--- START ---

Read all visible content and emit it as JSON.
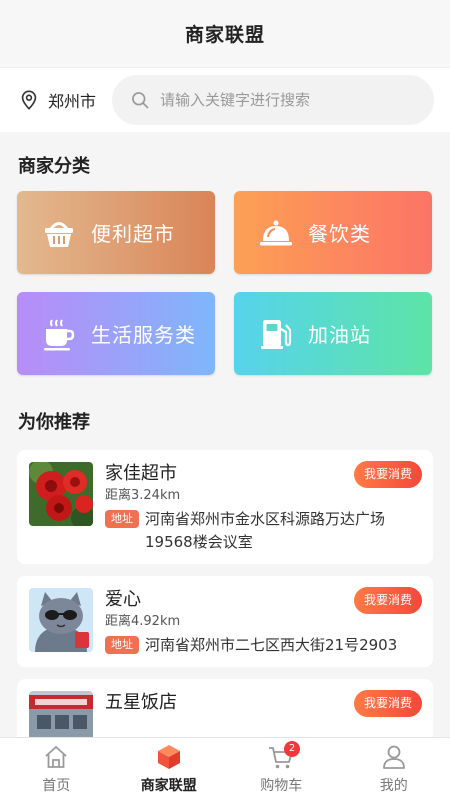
{
  "header": {
    "title": "商家联盟"
  },
  "location": {
    "city": "郑州市"
  },
  "search": {
    "placeholder": "请输入关键字进行搜索"
  },
  "categories_section": {
    "title": "商家分类"
  },
  "categories": [
    {
      "label": "便利超市",
      "icon": "basket-icon"
    },
    {
      "label": "餐饮类",
      "icon": "food-cover-icon"
    },
    {
      "label": "生活服务类",
      "icon": "coffee-cup-icon"
    },
    {
      "label": "加油站",
      "icon": "gas-pump-icon"
    }
  ],
  "recommend_section": {
    "title": "为你推荐"
  },
  "shops": [
    {
      "name": "家佳超市",
      "distance": "距离3.24km",
      "tag": "地址",
      "address": "河南省郑州市金水区科源路万达广场19568楼会议室",
      "action": "我要消费"
    },
    {
      "name": "爱心",
      "distance": "距离4.92km",
      "tag": "地址",
      "address": "河南省郑州市二七区西大街21号2903",
      "action": "我要消费"
    },
    {
      "name": "五星饭店",
      "distance": "",
      "tag": "",
      "address": "",
      "action": "我要消费"
    }
  ],
  "tabbar": {
    "items": [
      {
        "label": "首页",
        "icon": "home-icon"
      },
      {
        "label": "商家联盟",
        "icon": "cube-icon",
        "active": true
      },
      {
        "label": "购物车",
        "icon": "cart-icon",
        "badge": "2"
      },
      {
        "label": "我的",
        "icon": "user-icon"
      }
    ]
  },
  "colors": {
    "accent": "#f5483b",
    "tag": "#f07052"
  }
}
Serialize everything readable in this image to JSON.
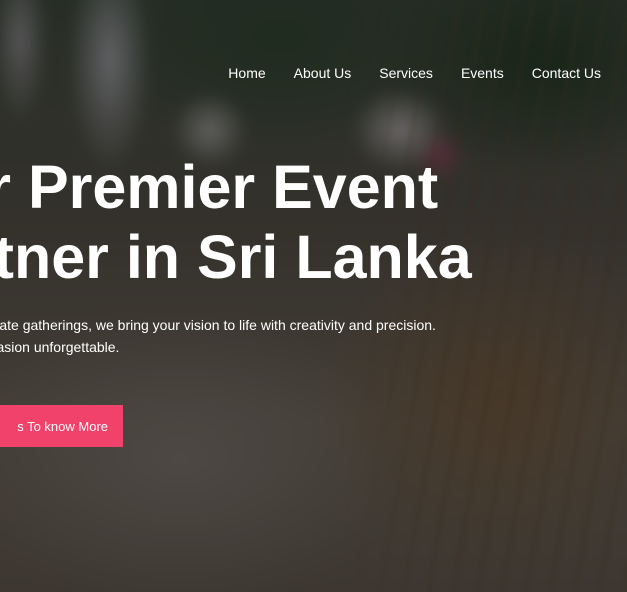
{
  "nav": {
    "items": [
      {
        "label": "Home"
      },
      {
        "label": "About Us"
      },
      {
        "label": "Services"
      },
      {
        "label": "Events"
      },
      {
        "label": "Contact Us"
      }
    ]
  },
  "hero": {
    "headline_line1": "ur Premier Event",
    "headline_line2": "artner in Sri Lanka",
    "description_line1": "o corporate gatherings, we bring your vision to life with creativity and precision.",
    "description_line2": "ecial occasion unforgettable.",
    "cta_label": "s To know More"
  },
  "colors": {
    "accent": "#f0426a",
    "overlay": "#0a0a0a",
    "text": "#ffffff"
  }
}
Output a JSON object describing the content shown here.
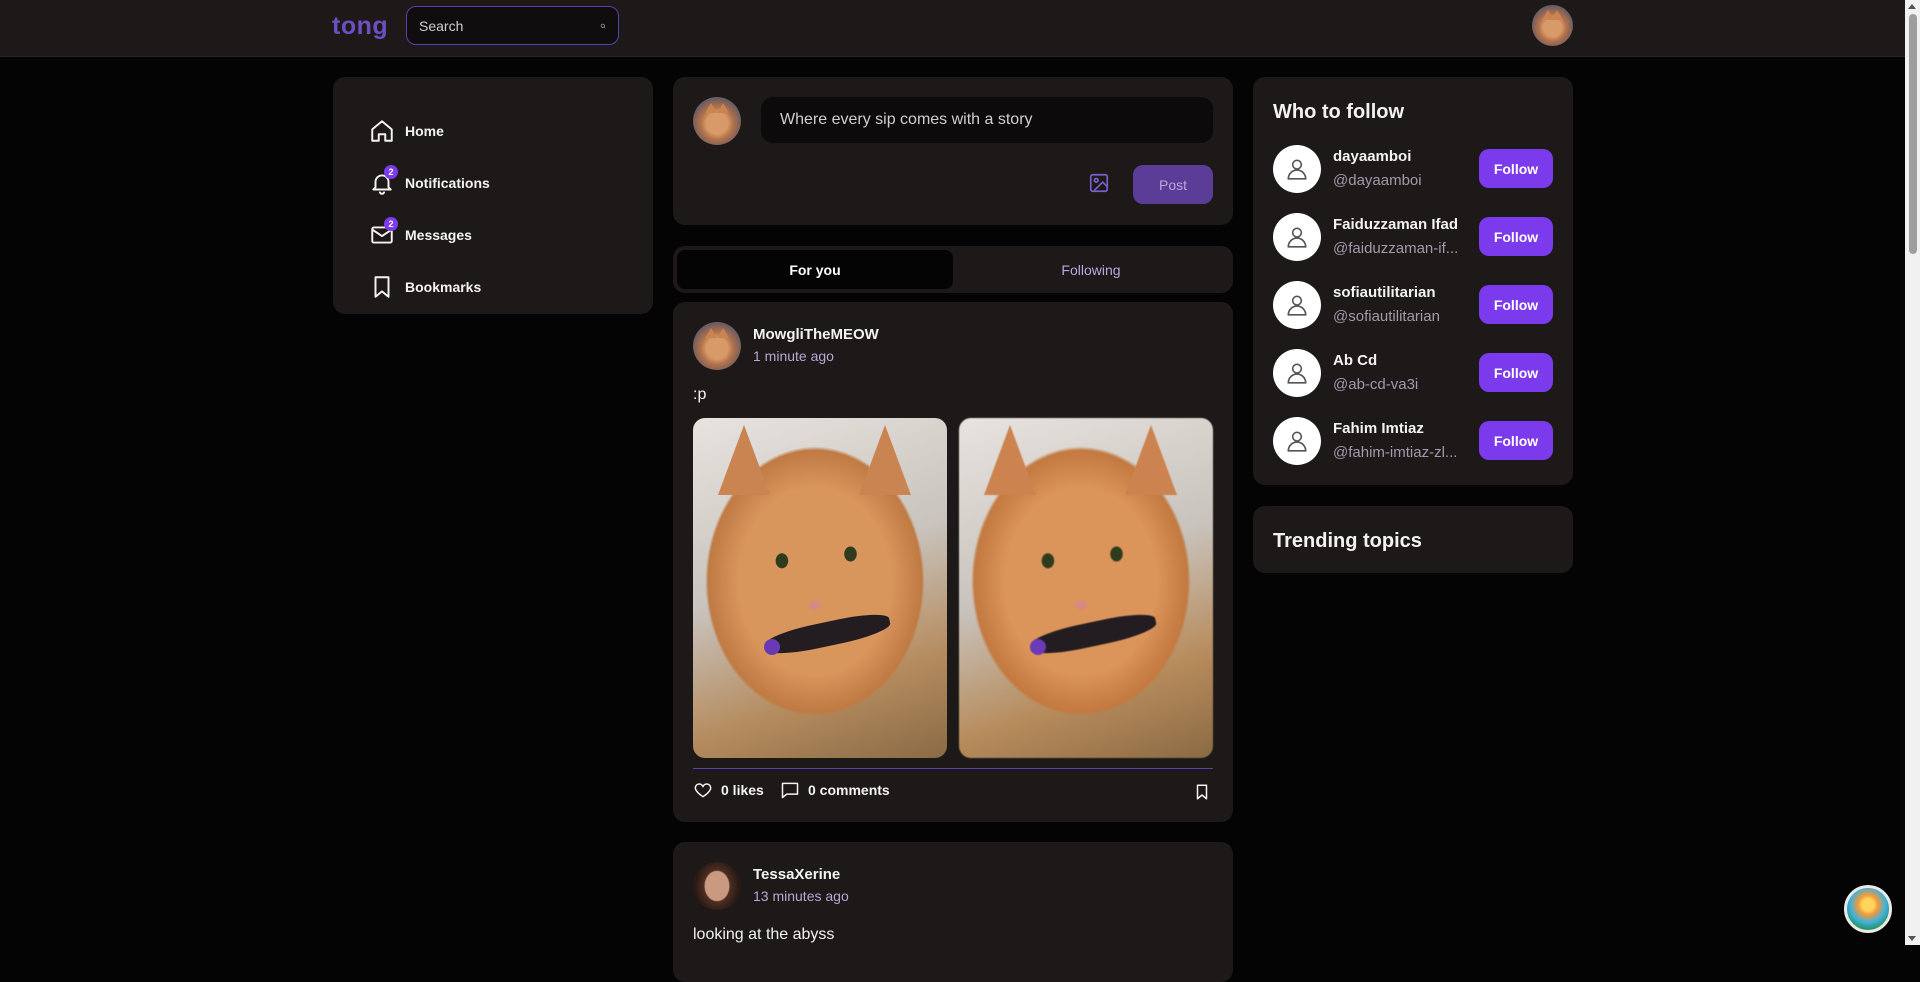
{
  "header": {
    "logo": "tong",
    "search_placeholder": "Search"
  },
  "nav": {
    "items": [
      {
        "label": "Home",
        "icon": "home-icon"
      },
      {
        "label": "Notifications",
        "icon": "bell-icon",
        "badge": "2"
      },
      {
        "label": "Messages",
        "icon": "mail-icon",
        "badge": "2"
      },
      {
        "label": "Bookmarks",
        "icon": "bookmark-icon"
      }
    ]
  },
  "composer": {
    "placeholder": "Where every sip comes with a story",
    "post_label": "Post"
  },
  "tabs": {
    "for_you": "For you",
    "following": "Following"
  },
  "posts": [
    {
      "author": "MowgliTheMEOW",
      "time": "1 minute ago",
      "text": ":p",
      "likes": "0 likes",
      "comments": "0 comments"
    },
    {
      "author": "TessaXerine",
      "time": "13 minutes ago",
      "text": "looking at the abyss"
    }
  ],
  "who_to_follow": {
    "title": "Who to follow",
    "follow_label": "Follow",
    "users": [
      {
        "name": "dayaamboi",
        "handle": "@dayaamboi"
      },
      {
        "name": "Faiduzzaman Ifad",
        "handle": "@faiduzzaman-if..."
      },
      {
        "name": "sofiautilitarian",
        "handle": "@sofiautilitarian"
      },
      {
        "name": "Ab Cd",
        "handle": "@ab-cd-va3i"
      },
      {
        "name": "Fahim Imtiaz",
        "handle": "@fahim-imtiaz-zl..."
      }
    ]
  },
  "trending": {
    "title": "Trending topics"
  },
  "colors": {
    "accent": "#7c3aed",
    "background": "#050404",
    "card": "#1c1918"
  }
}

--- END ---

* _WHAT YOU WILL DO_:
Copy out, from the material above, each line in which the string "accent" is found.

* _RESULT OF THE EXERCISE_:
    "accent": "#f5483b",
    "accent": "#f0426a",
    "accent": "#7c3aed",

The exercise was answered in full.